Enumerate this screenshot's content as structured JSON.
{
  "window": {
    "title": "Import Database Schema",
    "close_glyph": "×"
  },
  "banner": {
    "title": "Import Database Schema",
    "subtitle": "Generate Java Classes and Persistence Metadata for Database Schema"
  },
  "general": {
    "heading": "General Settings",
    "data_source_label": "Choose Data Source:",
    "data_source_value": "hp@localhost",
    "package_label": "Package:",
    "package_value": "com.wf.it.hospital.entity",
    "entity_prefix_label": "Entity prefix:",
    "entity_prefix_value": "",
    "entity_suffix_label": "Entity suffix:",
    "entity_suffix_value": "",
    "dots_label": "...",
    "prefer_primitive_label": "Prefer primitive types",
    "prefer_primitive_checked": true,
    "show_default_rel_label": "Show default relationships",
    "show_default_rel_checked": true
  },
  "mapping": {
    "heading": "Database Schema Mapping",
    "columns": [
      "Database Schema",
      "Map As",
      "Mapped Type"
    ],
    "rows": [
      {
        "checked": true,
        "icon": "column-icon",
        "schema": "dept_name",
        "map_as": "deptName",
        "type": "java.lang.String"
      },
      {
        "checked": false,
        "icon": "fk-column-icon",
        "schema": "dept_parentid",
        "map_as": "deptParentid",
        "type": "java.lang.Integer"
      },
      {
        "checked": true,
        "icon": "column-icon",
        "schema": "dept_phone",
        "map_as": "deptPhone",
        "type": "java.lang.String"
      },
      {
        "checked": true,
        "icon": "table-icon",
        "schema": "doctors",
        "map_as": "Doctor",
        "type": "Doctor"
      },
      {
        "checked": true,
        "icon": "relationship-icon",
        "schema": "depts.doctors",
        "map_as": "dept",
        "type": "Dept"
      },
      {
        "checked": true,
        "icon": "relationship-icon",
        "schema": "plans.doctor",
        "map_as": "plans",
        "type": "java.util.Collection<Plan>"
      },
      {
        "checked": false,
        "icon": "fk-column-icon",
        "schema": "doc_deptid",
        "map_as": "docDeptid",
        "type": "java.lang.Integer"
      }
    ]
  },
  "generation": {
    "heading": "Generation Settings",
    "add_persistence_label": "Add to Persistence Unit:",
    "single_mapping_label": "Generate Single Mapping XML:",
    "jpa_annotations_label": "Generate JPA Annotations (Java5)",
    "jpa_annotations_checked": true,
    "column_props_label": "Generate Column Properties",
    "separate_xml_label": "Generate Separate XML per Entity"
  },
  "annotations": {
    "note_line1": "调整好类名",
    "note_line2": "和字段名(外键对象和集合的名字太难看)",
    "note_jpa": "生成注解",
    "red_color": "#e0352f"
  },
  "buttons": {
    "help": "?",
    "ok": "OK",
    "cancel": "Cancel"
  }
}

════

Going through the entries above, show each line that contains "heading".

    "heading": "General Settings",
    "heading": "Database Schema Mapping",
    "heading": "Generation Settings",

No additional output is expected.